All too often, great content is created, uploaded to a blog, posted on social media, viewed by interested users, and then quickly forgotten.
But, if that same great content is posted on social media again later, then it is able to reach a far greater audience. This sounds obvious, right? The problem is, we often fail to take this basic step toward significantly improving the traffic on our blogs. Why is that?
- Are we afraid of spamming followers with repeat posts?
- Do we think that all old content is irrelevant?
- Do we believe that content that performs poorly will always perform poorly?
Sometimes we post the right content at the wrong time.
This is what happened when Buzzfeed posted the blue and black/white and gold dress picture on social media. While Buzzfeed’s Twitter followers loved the post, Buzzfeed could not get it to take hold on Facebook. They tried posting the dress as a link, but the post still failed to get the engagement they wanted. Buzzfeed decided to post the link one more time. The post took off and went viral.

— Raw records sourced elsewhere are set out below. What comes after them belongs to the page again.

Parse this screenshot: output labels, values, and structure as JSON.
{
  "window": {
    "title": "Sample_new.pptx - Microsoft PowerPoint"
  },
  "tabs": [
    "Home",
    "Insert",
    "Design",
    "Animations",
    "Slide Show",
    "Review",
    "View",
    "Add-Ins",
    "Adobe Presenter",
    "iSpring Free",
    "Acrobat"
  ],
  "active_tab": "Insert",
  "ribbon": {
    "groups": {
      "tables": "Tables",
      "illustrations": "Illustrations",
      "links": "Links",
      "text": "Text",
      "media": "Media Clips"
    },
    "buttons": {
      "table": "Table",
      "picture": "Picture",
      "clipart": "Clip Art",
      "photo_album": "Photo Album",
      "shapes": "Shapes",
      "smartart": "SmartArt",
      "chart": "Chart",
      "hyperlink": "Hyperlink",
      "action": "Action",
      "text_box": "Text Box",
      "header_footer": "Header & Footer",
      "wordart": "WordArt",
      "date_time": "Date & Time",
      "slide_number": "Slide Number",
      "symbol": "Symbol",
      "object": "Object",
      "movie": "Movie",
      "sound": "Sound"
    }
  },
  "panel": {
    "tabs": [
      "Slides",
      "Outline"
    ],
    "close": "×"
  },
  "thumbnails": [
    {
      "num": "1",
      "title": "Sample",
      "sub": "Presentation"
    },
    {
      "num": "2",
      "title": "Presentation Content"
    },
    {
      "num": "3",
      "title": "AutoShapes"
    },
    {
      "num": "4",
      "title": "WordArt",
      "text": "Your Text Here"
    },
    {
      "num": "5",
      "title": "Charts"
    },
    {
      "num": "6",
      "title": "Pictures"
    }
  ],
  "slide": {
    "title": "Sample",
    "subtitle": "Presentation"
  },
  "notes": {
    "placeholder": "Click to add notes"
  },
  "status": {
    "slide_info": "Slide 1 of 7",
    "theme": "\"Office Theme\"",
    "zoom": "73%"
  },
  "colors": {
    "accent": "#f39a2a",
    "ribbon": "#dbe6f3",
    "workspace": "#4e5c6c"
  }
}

A great deal of blog posts are not time-sensitive. These posts have the ability to become more popular over time, earning themselves the title of “compounding posts”.
According to Hubspot, compounding posts typically account for about 30% of a blog’s traffic, while only making up about 10% of all blog posts.
It can take a few hours or even longer to write a great blog post. It only takes a few minutes to write a new Tweet or Facebook post to drive people to your blog content. Each time you re-post old content on social media, any new likes you receive are essentially free.
How to Re-Post
Change When You Post
The best way to start re-posting is by changing some basic variables in the way you post. Try changing the time of day or day of the week that you post. Some users only have time to check their Facebook and Twitter feeds at a certain time or day of the week. Some users may be in different timezones.
NPR’s Planet Money Podcast posted a link to the same podcast episode three times over a period of only a few days on Twitter. They first tweeted a little after 9PM on Wednesday October 14 and received over 20 retweets.
The following day they again posted, this time just a little before 9PM and received a few more retweets and favorites.
Finally, on that Saturday at around 1PM they received their biggest response out of the three tweets promoting their podcast episode.
These three tweets together received over 50 retweets and over 100 favorites. That is nearly twice as many retweets and over 50% more favorites as the most popular tweet of the three.
The chart below shows how each time they tweeted a link to their content, the average amount of time spent creating their podcast episode per interaction they received on Twitter decreased.
Change How You Post
When re-posting, it is crucial that you, at a minimum, phrase your new social media post differently. This is one way to safeguard against your followers thinking that you are spamming them.
Try changing your language to suit a different audience. Try using new hashtags. Or try injecting some humor into your posts.
Here is a perfect example of successful re-posting by Entrepreneur magazine.
The first time Entrepreneur posted the article on social media, the post was quite successful, earning over 5,000 likes and nearly 3,000 shares.
Nearly seven months later, the magazine posted the same article on Twitter with a message that was different from what they had used months before. It was a huge success. The tweet earned over 80 retweets in its first eight hours, making it one of Entrepreneur’s most popular articles on Twitter that day.
At the end of October, they posted it on their Young Entrepreneur Facebook page, earning them another 1,400 likes. On November 6th, Entrepreneur Philippines posted the story for additional 600+ likes.
Can’t figure out what to post on Facebook today? Dig through your blog and find a popular piece of content. Do not be afraid that you are posting it twice. You took the time to write a fantastic blog post. It deserves to be read by as many people as possible.